Florida's Enterprise Zones: Do They Reduce Poverty?
Saturday, November 14, 2015
Riverfront South/Central (Hyatt Regency Miami)
*Names in bold indicate Presenter
This study uses county level data in Florida to evaluate whether the Enterprise Zone program has reduced poverty rates in targeted areas. Using an independent samples t test, I compare poverty rates between counties with and without enterprise zones at three points in time: 1989, 1999, and 2012. Since enterprise zones were targeted specifically for exhibiting higher levels of poverty, we expect a significant gap in poverty rates between enterprise zone counties and non-enterprise zone counties near the inception of program, circa 1989. The theory of the program suggests that the enterprise zone counties should experience reduction in poverty rates, thus making them more similar to their non enterprise zone counterparts. Therefore, I compare the gap in poverty rates between enterprise zone counties and non-enterprise zone counties at three points in time in order to determine if there has been a reduction in the gap of poverty rates between the two. This method controls for general economic fluctuations by measuring both types of counties at multiple points in time, where both would respectively be subject to the same general economic forces throughout. A measurement of absolute poverty rates in both types of counties could be skewed by economic forces, whereas analyzing the gap between the two gives a more accurate picture of how enterprise zone counties are performing relative to their counterparts when economic conditions varied highly. I assume but do not demonstrate differences in the economy at points in time 1989, 1999, and 2012. This allows for isolation of the presence of enterprise zones as one of the few distinguishing features between the two sets of counties.

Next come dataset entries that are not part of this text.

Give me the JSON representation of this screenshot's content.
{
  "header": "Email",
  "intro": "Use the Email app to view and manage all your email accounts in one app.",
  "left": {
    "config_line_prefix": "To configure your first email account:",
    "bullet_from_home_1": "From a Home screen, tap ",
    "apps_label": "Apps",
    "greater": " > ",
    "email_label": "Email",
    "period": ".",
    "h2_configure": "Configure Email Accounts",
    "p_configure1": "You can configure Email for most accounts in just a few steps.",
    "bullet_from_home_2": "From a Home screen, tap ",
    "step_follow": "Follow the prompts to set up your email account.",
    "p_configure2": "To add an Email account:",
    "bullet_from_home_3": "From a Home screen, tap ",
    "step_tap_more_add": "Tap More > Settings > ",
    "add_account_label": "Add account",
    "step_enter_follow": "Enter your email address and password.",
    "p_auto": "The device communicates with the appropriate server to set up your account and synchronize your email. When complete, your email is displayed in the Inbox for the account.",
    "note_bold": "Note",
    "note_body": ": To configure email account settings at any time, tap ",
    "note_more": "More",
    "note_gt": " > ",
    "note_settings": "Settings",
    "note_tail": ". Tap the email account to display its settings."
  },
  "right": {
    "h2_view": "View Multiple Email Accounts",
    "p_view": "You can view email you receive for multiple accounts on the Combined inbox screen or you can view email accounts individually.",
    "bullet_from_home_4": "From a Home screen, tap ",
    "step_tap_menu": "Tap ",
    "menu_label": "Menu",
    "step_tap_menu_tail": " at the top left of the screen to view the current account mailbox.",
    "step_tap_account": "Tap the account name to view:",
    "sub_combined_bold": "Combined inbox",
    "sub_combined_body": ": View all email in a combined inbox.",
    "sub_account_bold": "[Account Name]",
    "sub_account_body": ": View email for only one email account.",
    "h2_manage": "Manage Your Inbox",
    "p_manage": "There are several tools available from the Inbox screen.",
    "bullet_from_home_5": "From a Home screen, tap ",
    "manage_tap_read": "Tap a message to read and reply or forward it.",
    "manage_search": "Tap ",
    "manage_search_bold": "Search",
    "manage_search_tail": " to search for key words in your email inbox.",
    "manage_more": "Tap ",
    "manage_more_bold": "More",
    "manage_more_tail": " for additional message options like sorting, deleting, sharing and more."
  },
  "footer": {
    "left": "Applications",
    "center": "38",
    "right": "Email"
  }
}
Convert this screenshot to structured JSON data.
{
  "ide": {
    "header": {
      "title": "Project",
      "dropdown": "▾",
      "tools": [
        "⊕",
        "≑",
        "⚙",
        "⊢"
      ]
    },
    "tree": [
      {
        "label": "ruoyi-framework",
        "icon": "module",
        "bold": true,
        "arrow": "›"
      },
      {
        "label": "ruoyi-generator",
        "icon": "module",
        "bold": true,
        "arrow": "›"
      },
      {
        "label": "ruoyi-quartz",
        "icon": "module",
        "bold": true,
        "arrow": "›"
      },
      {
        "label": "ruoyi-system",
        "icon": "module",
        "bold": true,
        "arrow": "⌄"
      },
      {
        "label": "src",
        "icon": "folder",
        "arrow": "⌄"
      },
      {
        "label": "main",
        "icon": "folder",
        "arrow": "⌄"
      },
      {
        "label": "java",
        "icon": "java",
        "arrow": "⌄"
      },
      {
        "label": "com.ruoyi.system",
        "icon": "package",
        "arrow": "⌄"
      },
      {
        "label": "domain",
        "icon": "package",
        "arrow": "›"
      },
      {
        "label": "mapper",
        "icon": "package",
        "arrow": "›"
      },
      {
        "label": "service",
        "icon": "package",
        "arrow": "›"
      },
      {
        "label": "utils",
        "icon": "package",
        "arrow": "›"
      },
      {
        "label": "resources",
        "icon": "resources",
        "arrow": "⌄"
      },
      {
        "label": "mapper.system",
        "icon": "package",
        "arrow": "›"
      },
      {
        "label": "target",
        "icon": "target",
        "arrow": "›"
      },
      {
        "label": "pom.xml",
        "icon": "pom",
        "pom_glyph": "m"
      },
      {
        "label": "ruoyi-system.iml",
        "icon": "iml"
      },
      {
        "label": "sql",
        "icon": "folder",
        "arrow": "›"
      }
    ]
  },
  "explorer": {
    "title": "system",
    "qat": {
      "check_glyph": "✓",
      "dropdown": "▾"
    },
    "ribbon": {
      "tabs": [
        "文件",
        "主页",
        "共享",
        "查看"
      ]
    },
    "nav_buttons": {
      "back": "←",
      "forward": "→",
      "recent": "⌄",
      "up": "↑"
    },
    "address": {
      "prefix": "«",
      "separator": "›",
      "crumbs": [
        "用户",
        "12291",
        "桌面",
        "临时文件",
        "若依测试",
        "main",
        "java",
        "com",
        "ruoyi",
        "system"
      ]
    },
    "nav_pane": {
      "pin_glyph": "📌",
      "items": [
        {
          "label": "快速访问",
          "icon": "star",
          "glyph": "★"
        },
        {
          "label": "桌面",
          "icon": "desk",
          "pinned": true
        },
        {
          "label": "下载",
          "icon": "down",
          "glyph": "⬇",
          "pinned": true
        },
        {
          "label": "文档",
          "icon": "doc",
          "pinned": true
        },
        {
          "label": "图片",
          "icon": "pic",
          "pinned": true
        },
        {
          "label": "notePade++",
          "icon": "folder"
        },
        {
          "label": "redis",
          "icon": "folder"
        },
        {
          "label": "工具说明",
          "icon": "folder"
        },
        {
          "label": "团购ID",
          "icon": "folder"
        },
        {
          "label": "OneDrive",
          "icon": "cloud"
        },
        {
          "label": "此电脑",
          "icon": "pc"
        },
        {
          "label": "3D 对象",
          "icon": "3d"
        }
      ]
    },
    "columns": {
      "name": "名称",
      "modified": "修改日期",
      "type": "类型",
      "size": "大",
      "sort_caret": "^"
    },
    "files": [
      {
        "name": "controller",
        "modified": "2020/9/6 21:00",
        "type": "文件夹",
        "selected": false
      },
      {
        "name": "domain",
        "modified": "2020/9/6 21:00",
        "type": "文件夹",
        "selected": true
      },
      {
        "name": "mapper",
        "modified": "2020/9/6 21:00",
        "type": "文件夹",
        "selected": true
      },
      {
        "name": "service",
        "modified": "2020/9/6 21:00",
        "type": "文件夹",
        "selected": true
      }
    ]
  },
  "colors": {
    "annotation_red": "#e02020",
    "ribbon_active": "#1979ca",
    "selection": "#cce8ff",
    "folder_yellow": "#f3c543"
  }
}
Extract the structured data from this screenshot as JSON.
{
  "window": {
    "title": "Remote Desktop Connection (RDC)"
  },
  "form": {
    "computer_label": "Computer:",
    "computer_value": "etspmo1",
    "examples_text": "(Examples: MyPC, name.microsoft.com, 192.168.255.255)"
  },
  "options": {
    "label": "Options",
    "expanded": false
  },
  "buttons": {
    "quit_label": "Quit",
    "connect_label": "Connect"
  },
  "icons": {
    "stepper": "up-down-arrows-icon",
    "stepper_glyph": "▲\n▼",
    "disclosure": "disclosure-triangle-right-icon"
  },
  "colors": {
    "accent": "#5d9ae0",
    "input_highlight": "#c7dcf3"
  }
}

The results showed that there was little change in the difference of poverty rates between enterprise zone counties and non-enterprise zone counties. While absolute poverty rates fluctuated for both sets of counties, the gap in poverty rates between enterprise zone and non-enterprise zones remained relatively stable throughout the time period studied, suggesting that the program was ineffective in helping enterprise zone counties move towards poverty rates that are similar to their counterparts.